I recently heard about this initiative and my first, raw reaction was, “why on earth does that need its own day?” But don’t judge me. This reaction, probably one shared by many, is a result of a society where tampons and pads are disguised as chocolates, where men—husbands, boyfriends, fathers and brothers are embarrassed to run to the store to purchase a box of tampons for the women in their lives and where a tampon falling out of a purse in a public place is the cause for embarrassment. This initiative and my reaction really made me think about this; why are we so embarrassed about a healthy bodily function which is essentially part of a system which creates human life? Why are we ashamed of something that is so natural?

According to many feminist such as Tomi-Ann Roberts, this stems from a patriarchal society which does not tolerate any stains on the image of a woman who should be pristine at all times. Other scholars feel that this stigma stems from religious practices that view woman on their menstrual periods as unclean or impure. Whatever the case may be, whether we realize it or not, this socially constructed stigma is causing real problems for women and girls around the world.

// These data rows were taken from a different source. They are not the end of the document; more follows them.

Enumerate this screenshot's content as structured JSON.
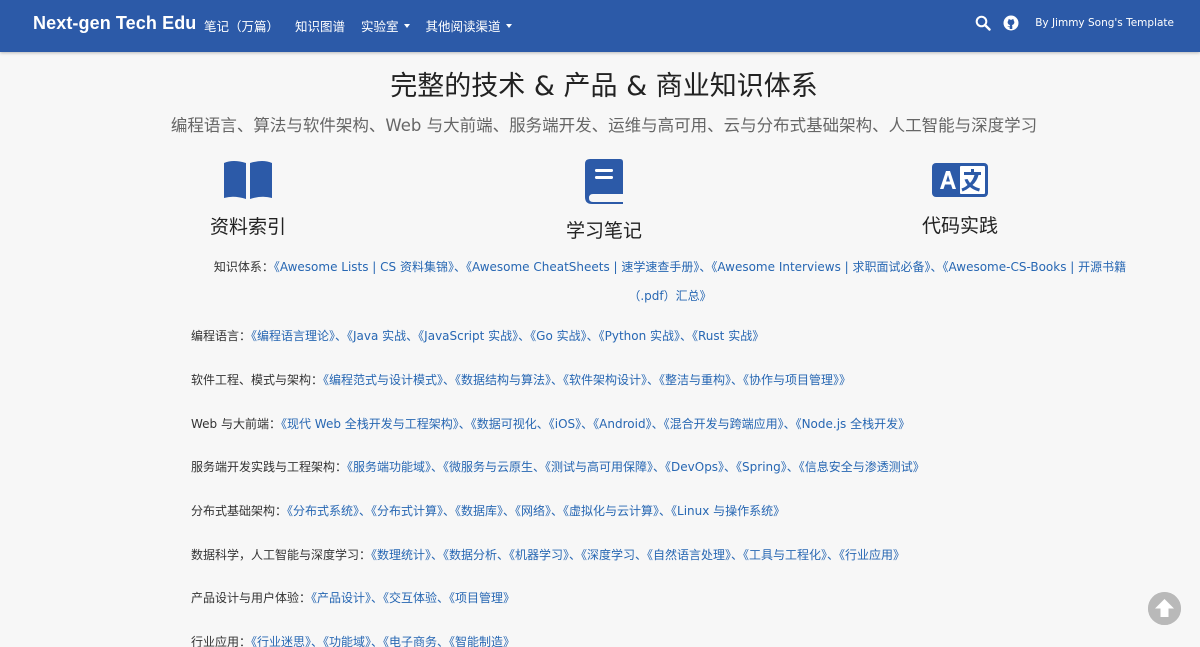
{
  "navbar": {
    "brand": "Next-gen Tech Edu",
    "links": [
      {
        "label": "笔记（万篇）"
      },
      {
        "label": "知识图谱"
      },
      {
        "label": "实验室"
      },
      {
        "label": "其他阅读渠道"
      }
    ],
    "byline": "By Jimmy Song's Template"
  },
  "hero": {
    "title": "完整的技术 & 产品 & 商业知识体系",
    "subtitle": "编程语言、算法与软件架构、Web 与大前端、服务端开发、运维与高可用、云与分布式基础架构、人工智能与深度学习"
  },
  "features": [
    {
      "label": "资料索引",
      "icon": "book-open-icon"
    },
    {
      "label": "学习笔记",
      "icon": "book-icon"
    },
    {
      "label": "代码实践",
      "icon": "language-icon"
    }
  ],
  "intro": {
    "label": "知识体系：",
    "links": "《Awesome Lists | CS 资料集锦》、《Awesome CheatSheets | 速学速查手册》、《Awesome Interviews | 求职面试必备》、《Awesome-CS-Books | 开源书籍（.pdf）汇总》"
  },
  "sections": [
    {
      "label": "编程语言：",
      "links": "《编程语言理论》、《Java 实战、《JavaScript 实战》、《Go 实战》、《Python 实战》、《Rust 实战》"
    },
    {
      "label": "软件工程、模式与架构：",
      "links": "《编程范式与设计模式》、《数据结构与算法》、《软件架构设计》、《整洁与重构》、《协作与项目管理》》"
    },
    {
      "label": "Web 与大前端：",
      "links": "《现代 Web 全栈开发与工程架构》、《数据可视化、《iOS》、《Android》、《混合开发与跨端应用》、《Node.js 全栈开发》"
    },
    {
      "label": "服务端开发实践与工程架构：",
      "links": "《服务端功能域》、《微服务与云原生、《测试与高可用保障》、《DevOps》、《Spring》、《信息安全与渗透测试》"
    },
    {
      "label": "分布式基础架构：",
      "links": "《分布式系统》、《分布式计算》、《数据库》、《网络》、《虚拟化与云计算》、《Linux 与操作系统》"
    },
    {
      "label": "数据科学，人工智能与深度学习：",
      "links": "《数理统计》、《数据分析、《机器学习》、《深度学习、《自然语言处理》、《工具与工程化》、《行业应用》"
    },
    {
      "label": "产品设计与用户体验：",
      "links": "《产品设计》、《交互体验、《项目管理》"
    },
    {
      "label": "行业应用：",
      "links": "《行业迷思》、《功能域》、《电子商务、《智能制造》"
    }
  ],
  "colors": {
    "navbar": "#2c5aa8",
    "link": "#2767b3",
    "icon": "#2c5aa8",
    "background": "#f7f7f7"
  }
}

While in countries of the West, it may result in a small embarrassing situation at the drugstore cash out,in countries such as India, the taboo associated with periods causes much more serious problems. Not only does it affect access to hygienic methods of management, but it hinders access to education and to human rights for girls. According to a recent report from the organization, Water for People; often in rural areas, a combination of the unavailability of sanitary pads, lack of safe bathrooms for girls and the fear of being teased or shamed cause some girls to miss four to five days of school a month. (Dwijadas Sarkar, Water for People) Further, in some Indian cultures woman on their periods are treated as untouchable and are shunned from daily activities. Women are being denied the human right to dignity and equality because of something that is inherent to them, something that is a natural part of a healthy body. The logic behind the stigma is falling through, and it’s time for every single one of us to take this seriously.It’s time to open the discussion.

So why does Menstrual Hygiene Management deserve its own day? Because even accepting that the menstrual cycle is a source of embarrassment may cause us to neglect serious issues that need to be addressed. Breaking the taboo is one of the first steps in the right direction, starting from each and everyone one of our experiences with menstrual cycles, whether it be through our own lived experiences or through someone we love and care about, boys this includes you. Many of the initiatives working for this cause stress that this is not just a “girl issue”. Educating men and boys about menstrual health helps remove myths and helps create a healthier environment for girls, which will eventually benefit everyone.

Realizing that the negative ideas about this natural process that we may be perpetuating only add to a bigger problem is half the solution. The other half, which many different individuals and organizations, like WASH United, are dealing with, include distributing sanitary pads, educating girls and boys on puberty and advocating for safe, clean bathrooms for girl schools everywhere.

We can all be part of the solution in our everyday lives by ensuring that we do not give in to the idea that we should be ashamed of who we are and by being brave enough to not perpetuate the stigma. So be willing to open the discussion to those who don’t realize the implications of it; be willing to challenge and question those who say that this natural process is impure or dirty, and lastly; be willing to purchase tampons and sanitary pads as confidently as you would toilet paper.

By accepting some of the responsibility and changing our ways, we are able to build a better world for today and tomorrow.

Lubna is a recent graduate in Environmental Politics and is very passionate about making a difference in the world through her writing and example. She strongly believe that in order to create change in society there is a need to appeal to the general public and influence the minds and hearts of people and one of the best ways to do this is through media. Favourite quote: “Never doubt that a group of thoughtful committed citizens can change the world; indeed, it is the only thing that ever has.” Margaret Mead.

Posted by The Indian Economist | For the Curious Mind